The U.S. House last week passed a $10.8 billion stop-gap measure to extend transportation funding through May 2015.
While approval of the bill is a welcome move to avert the Aug. 1 date when federal transportation funding to the states would see an average cut of 28 percent, the House’s action is just the latest in a long series of short-term measures that have done little to alleviate a long-term problem.
The House bill is expected to be put to a vote this week in the U.S. Senate, where Democrats complain about the House’s decision to put off a broader, long-term transportation bill until the next Congress meets.
Congress has had to repeatedly approve stop-gap fixes to keep the Highway Trust Fund solvent for many years because revenue from the federal 18.4-cent-a-gallon gasoline and 24.4-cent-a-gallon diesel tax hasn’t kept pace with increases in transportation construction, maintenance and other costs since they were last raised in 1993.
A rare bipartisan Senate bill, sponsored by U.S. Sens. Bob Corker, R-Tenn., and Chris Murphy, D-Conn., proposes a 12-cent increase in the federal gas tax to be phased in over two years after which the tax will be indexed to inflation. But members of Congress from both parties have shown little appetite for raising taxes of any kind – especially in an election year – and like similar previous proposals, the Corker-Murphy bill is expected to go nowhere.
And House Republicans, mindful of the very good chance their party has to take control of the Senate in this year’s elections, have no desire to forge a bipartisan solution to the ongoing funding problems that plague the Highway Trust Fund with their Democratic colleagues in the Senate.

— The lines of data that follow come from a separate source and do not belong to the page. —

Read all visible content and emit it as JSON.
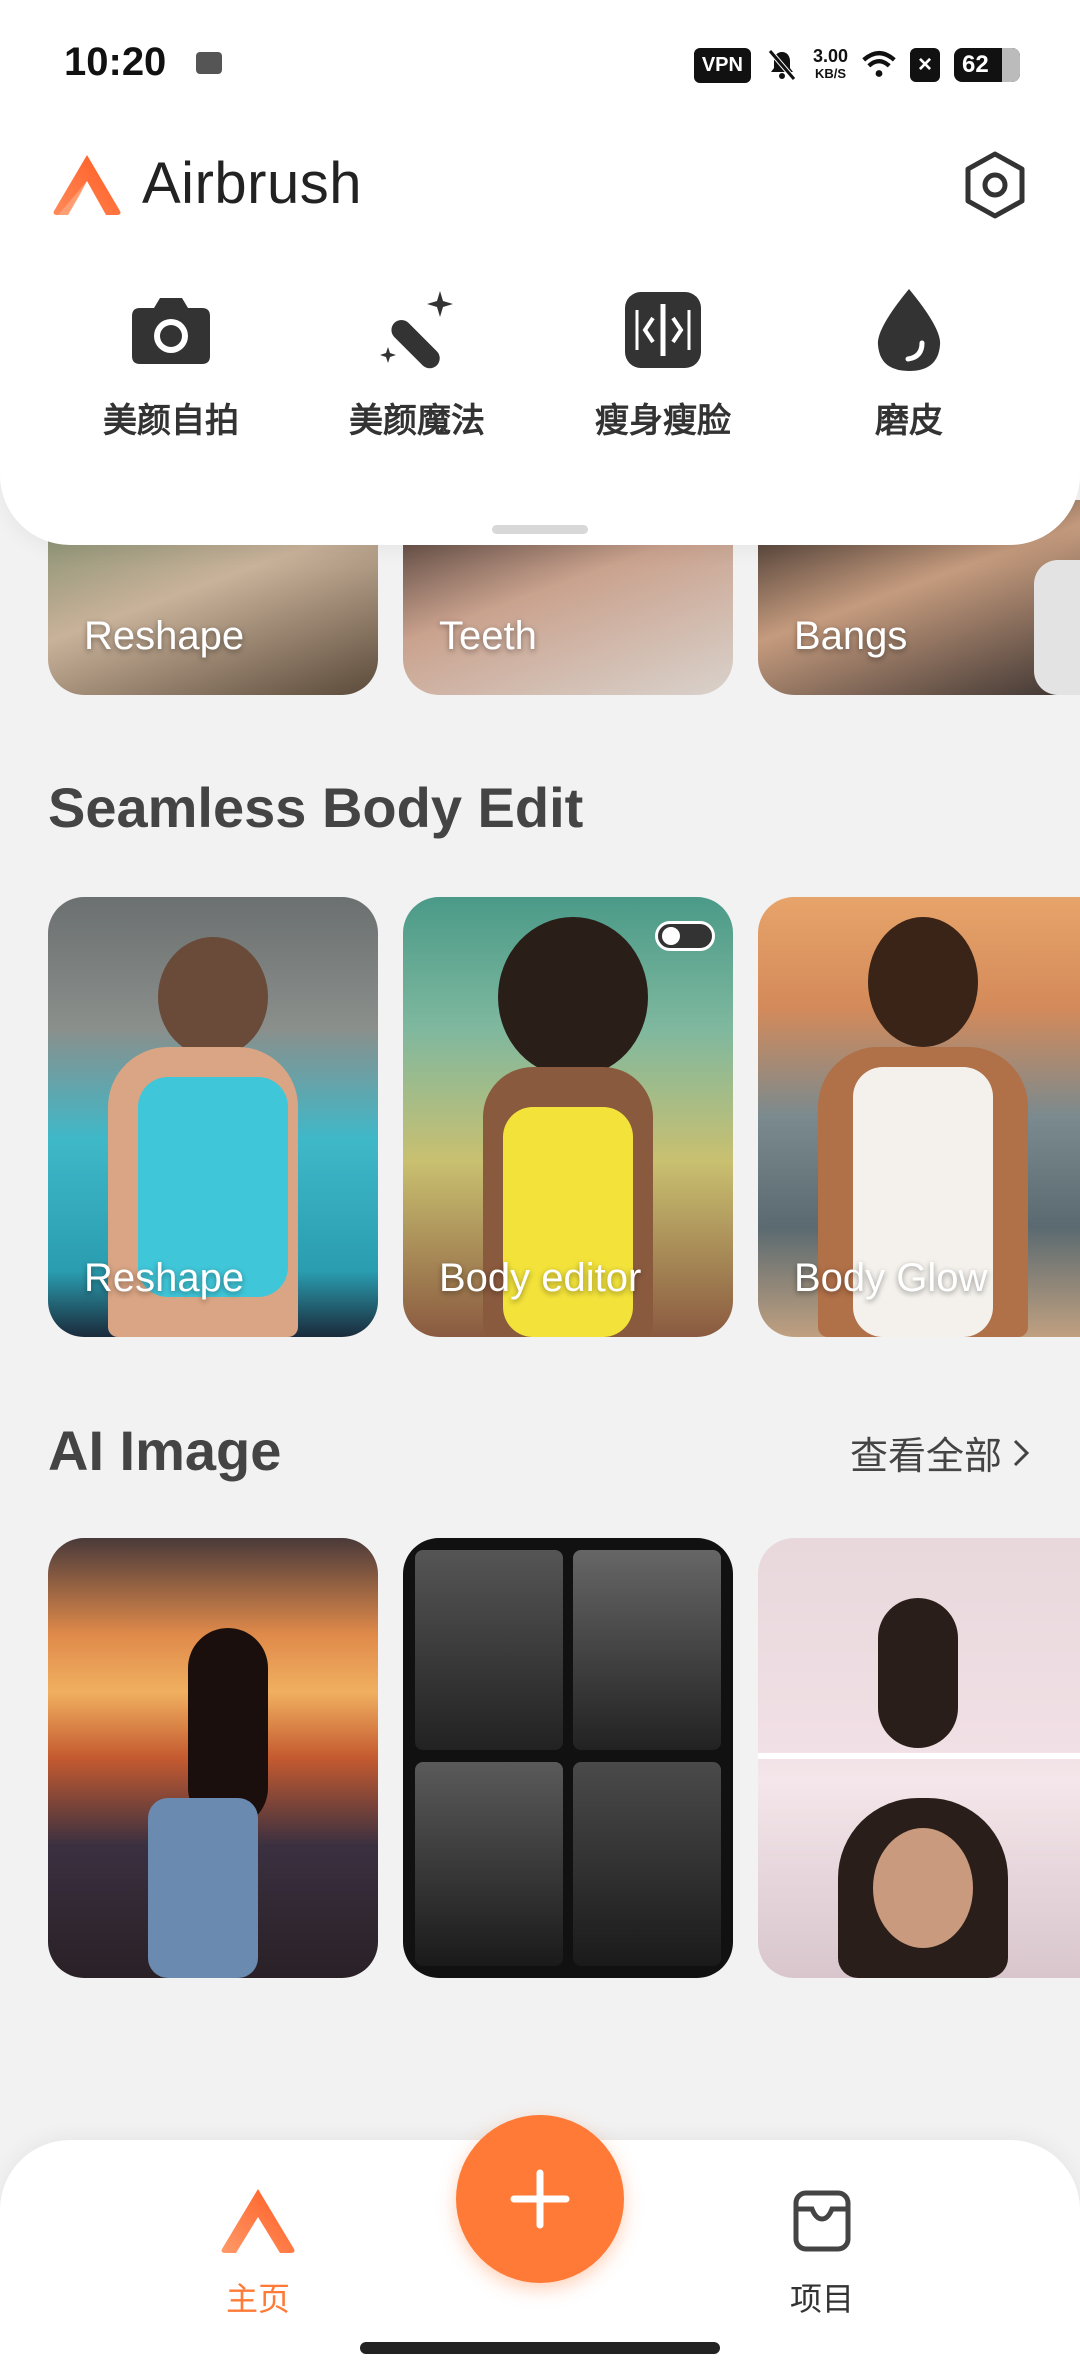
{
  "status_bar": {
    "time": "10:20",
    "vpn": "VPN",
    "speed_value": "3.00",
    "speed_unit": "KB/S",
    "battery": "62"
  },
  "app": {
    "name": "Airbrush",
    "accent_color": "#ff7a36"
  },
  "tools": [
    {
      "label": "美颜自拍",
      "icon": "camera-icon"
    },
    {
      "label": "美颜魔法",
      "icon": "magic-wand-icon"
    },
    {
      "label": "瘦身瘦脸",
      "icon": "slim-body-icon"
    },
    {
      "label": "磨皮",
      "icon": "droplet-icon"
    }
  ],
  "face_row": {
    "items": [
      {
        "label": "Reshape"
      },
      {
        "label": "Teeth"
      },
      {
        "label": "Bangs"
      }
    ]
  },
  "body_section": {
    "title": "Seamless Body Edit",
    "items": [
      {
        "label": "Reshape"
      },
      {
        "label": "Body editor"
      },
      {
        "label": "Body Glow"
      }
    ]
  },
  "ai_section": {
    "title": "AI Image",
    "view_all": "查看全部"
  },
  "bottom_nav": {
    "home_label": "主页",
    "projects_label": "项目"
  }
}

And so the problem will once again have to be faced later down the road.